When Tucks returned to the streets for the 2022 Carnival season, float riders aboard the Funky Uncle handed out 4,000 limited-edition vinyl LPs of 20 songs from concerts that had been recorded as part of the livestream series.

The Funky Uncle concept started in 2014 when Beary, a businessman and philanthropist, met Cristian Duque, leader of a band called Soul Project who was hired to play at a pre-parade party hosted by a Tucks sub-krewe known as the Fat Bankers’ Social Aid and Pleasure Club. The men shared a mutual love of funk music.

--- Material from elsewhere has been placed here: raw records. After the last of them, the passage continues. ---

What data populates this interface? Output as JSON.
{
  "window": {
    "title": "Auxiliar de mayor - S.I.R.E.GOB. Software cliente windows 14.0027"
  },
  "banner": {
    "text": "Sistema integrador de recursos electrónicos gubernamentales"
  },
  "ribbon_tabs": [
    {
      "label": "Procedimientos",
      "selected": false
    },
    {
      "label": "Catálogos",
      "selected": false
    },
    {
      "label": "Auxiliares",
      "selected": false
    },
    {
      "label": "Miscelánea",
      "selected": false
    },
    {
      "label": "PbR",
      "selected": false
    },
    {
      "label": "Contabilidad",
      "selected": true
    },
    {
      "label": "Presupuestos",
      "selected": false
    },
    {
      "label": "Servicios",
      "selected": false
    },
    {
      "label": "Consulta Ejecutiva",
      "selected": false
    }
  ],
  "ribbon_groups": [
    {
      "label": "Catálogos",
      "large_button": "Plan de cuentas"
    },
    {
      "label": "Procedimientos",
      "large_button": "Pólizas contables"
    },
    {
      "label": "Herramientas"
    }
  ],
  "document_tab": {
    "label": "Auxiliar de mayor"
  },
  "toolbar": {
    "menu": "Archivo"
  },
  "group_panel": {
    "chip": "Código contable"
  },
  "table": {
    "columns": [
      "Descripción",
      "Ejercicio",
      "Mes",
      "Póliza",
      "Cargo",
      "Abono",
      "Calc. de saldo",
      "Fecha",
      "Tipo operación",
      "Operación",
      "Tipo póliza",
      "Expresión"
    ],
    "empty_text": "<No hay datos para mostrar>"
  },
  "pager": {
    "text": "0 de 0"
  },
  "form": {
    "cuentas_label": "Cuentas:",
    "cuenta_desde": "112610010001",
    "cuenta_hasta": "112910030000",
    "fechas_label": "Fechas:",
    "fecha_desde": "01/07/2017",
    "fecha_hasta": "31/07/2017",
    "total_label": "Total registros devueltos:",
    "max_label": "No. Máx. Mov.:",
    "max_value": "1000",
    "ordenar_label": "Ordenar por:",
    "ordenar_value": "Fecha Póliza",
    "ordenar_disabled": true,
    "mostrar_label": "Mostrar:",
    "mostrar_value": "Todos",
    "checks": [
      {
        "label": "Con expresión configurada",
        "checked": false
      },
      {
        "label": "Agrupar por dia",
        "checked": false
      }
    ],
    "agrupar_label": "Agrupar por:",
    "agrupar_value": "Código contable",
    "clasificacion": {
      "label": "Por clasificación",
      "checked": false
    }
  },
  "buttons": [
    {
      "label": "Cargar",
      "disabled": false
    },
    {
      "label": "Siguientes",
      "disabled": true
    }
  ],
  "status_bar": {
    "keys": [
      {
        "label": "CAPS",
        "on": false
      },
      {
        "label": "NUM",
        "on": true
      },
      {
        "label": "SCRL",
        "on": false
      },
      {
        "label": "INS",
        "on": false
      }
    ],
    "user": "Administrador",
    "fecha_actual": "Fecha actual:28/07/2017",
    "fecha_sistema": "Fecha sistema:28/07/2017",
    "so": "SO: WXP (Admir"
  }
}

Beary invited Duque to join the sub-krewe as the “Ambassador of Funk,” and Duque now regularly performs at the pre-parade party and aboard the float.

When COVID-19 brought the music scene in New Orleans to a standstill, Duque suggested to Beary that a fundraiser could alleviate  financial woes facing the Soul Project. Beary hit upon the idea of using the Funky Uncle float for a concert in the Tucks den and broadened the outreach to include a larger number of musicians by way of a crowd-sourced Funk Fund. The only problem in getting the program up and running was the location of the float, which was temporarily warehoused at the Blaine Kern float-building studio following Mardi Gras.

“I went over to Tucks Den, it’s not there,” said Beary. “And we’re usually the last float in the whole parade. I said to Barry Kern, ‘I need the float. I want to do the show.’ He said, ‘Chris, nobody’s even supposed to be driving on the street right now. I can’t bring the float over there.’”

Barry Kern was eventually able to get a police detail to escort the Funky Uncle float “in exchange for six boxes of copy paper,” said Beary.

The artist known as Frenchy is frequently on site at the concerts to create one of his signature “live paintings” of the performances, which are auctioned to raise additional money for the Funk Fund.

As is the case with the Howlin’ Wolf anniversary show, Funky Uncle concerts do not always come hitched to the Mardi Gras float. Acts have been booked at clubs across the city, including Tipitina’s and Buffa’s. Concerts will continue under the Funky Uncle brand, and they may be livestreamed on an occasional basis. Audiences have been allowed to attend the concerts as COVID-19 safety protocols were incrementally relaxed.

“We’re stopping doing weekly streams, mainly because clubs are back open, musicians are getting into the groove of working,” Beary said. “The request for sponsorships are dying out, and we don’t want to take money out of the clubs’ pockets and out of the bands’ pockets, so to speak, if they can get club gigs.”

Future shows sponsored by Funky Uncle will include a monster jam on Saturday, May 7, featuring BouKu Groove, The Rumble and the Funky Uncle All Stars, followed by a set by the Honey Island Swamp Band from 2 to 4 a.m. Visit the Funky Uncle website for updates.

Watch our next Funky Uncle Show LIVE from the Howlin’ Wolf at 7pm CST, or stream it on our website!